───── Excerpted data

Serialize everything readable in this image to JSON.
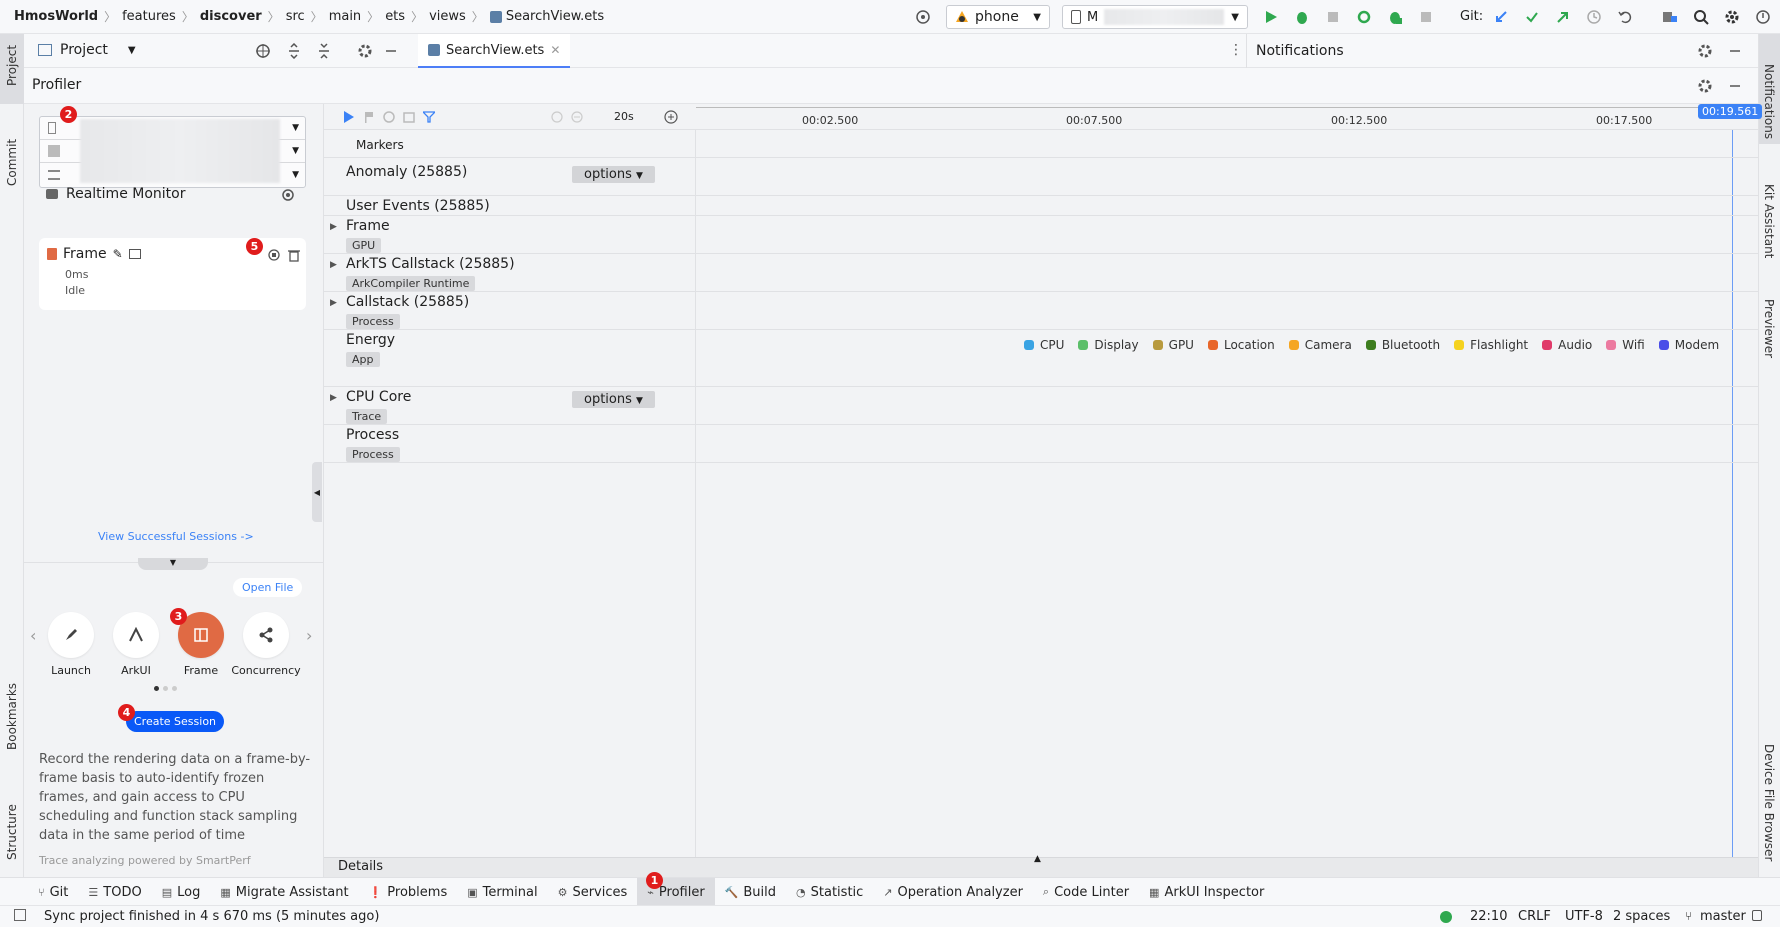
{
  "breadcrumb": [
    "HmosWorld",
    "features",
    "discover",
    "src",
    "main",
    "ets",
    "views"
  ],
  "breadcrumb_file": "SearchView.ets",
  "toolbar": {
    "device_select": "phone",
    "target_select": "M",
    "git_label": "Git:"
  },
  "project_panel": {
    "label": "Project"
  },
  "editor_tab": {
    "label": "SearchView.ets"
  },
  "notifications": {
    "label": "Notifications"
  },
  "profiler": {
    "title": "Profiler"
  },
  "left_strip": {
    "project": "Project",
    "commit": "Commit",
    "bookmarks": "Bookmarks",
    "structure": "Structure"
  },
  "right_strip": {
    "notifications": "Notifications",
    "kit_assistant": "Kit Assistant",
    "previewer": "Previewer",
    "device_file_browser": "Device File Browser"
  },
  "realtime_monitor": {
    "label": "Realtime Monitor"
  },
  "session": {
    "name": "Frame",
    "duration": "0ms",
    "status": "Idle"
  },
  "view_sessions": "View Successful Sessions ->",
  "open_file": "Open File",
  "templates": [
    {
      "label": "Launch",
      "icon": "rocket-icon"
    },
    {
      "label": "ArkUI",
      "icon": "arkui-icon"
    },
    {
      "label": "Frame",
      "icon": "frame-icon"
    },
    {
      "label": "Concurrency",
      "icon": "concurrency-icon"
    }
  ],
  "create_session": "Create Session",
  "description": "Record the rendering data on a frame-by-frame basis to auto-identify frozen frames, and gain access to CPU scheduling and function stack sampling data in the same period of time",
  "powered_by": "Trace analyzing powered by SmartPerf",
  "badges": [
    "1",
    "2",
    "3",
    "4",
    "5"
  ],
  "timeline": {
    "duration": "20s",
    "ticks": [
      "00:02.500",
      "00:07.500",
      "00:12.500",
      "00:17.500"
    ],
    "current_time": "00:19.561",
    "markers_label": "Markers",
    "options_label": "options",
    "rows": [
      {
        "label": "Anomaly (25885)",
        "tag": ""
      },
      {
        "label": "User Events (25885)",
        "tag": ""
      },
      {
        "label": "Frame",
        "tag": "GPU"
      },
      {
        "label": "ArkTS Callstack (25885)",
        "tag": "ArkCompiler Runtime"
      },
      {
        "label": "Callstack (25885)",
        "tag": "Process"
      },
      {
        "label": "Energy",
        "tag": "App"
      },
      {
        "label": "CPU Core",
        "tag": "Trace"
      },
      {
        "label": "Process",
        "tag": "Process"
      }
    ],
    "energy_legend": [
      {
        "name": "CPU",
        "color": "#3aa3e3"
      },
      {
        "name": "Display",
        "color": "#5cbf6a"
      },
      {
        "name": "GPU",
        "color": "#b89a3e"
      },
      {
        "name": "Location",
        "color": "#e8662a"
      },
      {
        "name": "Camera",
        "color": "#f5a623"
      },
      {
        "name": "Bluetooth",
        "color": "#3e7d1f"
      },
      {
        "name": "Flashlight",
        "color": "#f5d21f"
      },
      {
        "name": "Audio",
        "color": "#e03a6a"
      },
      {
        "name": "Wifi",
        "color": "#ec7aa0"
      },
      {
        "name": "Modem",
        "color": "#4a4ee8"
      }
    ]
  },
  "details": "Details",
  "bottom_tools": [
    "Git",
    "TODO",
    "Log",
    "Migrate Assistant",
    "Problems",
    "Terminal",
    "Services",
    "Profiler",
    "Build",
    "Statistic",
    "Operation Analyzer",
    "Code Linter",
    "ArkUI Inspector"
  ],
  "status": {
    "message": "Sync project finished in 4 s 670 ms (5 minutes ago)",
    "time": "22:10",
    "line_sep": "CRLF",
    "encoding": "UTF-8",
    "indent": "2 spaces",
    "branch": "master"
  }
}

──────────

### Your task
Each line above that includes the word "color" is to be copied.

### Solution for this problem
        "color": "#3aa3e3"
        "color": "#5cbf6a"
        "color": "#b89a3e"
        "color": "#e8662a"
        "color": "#f5a623"
        "color": "#3e7d1f"
        "color": "#f5d21f"
        "color": "#e03a6a"
        "color": "#ec7aa0"
        "color": "#4a4ee8"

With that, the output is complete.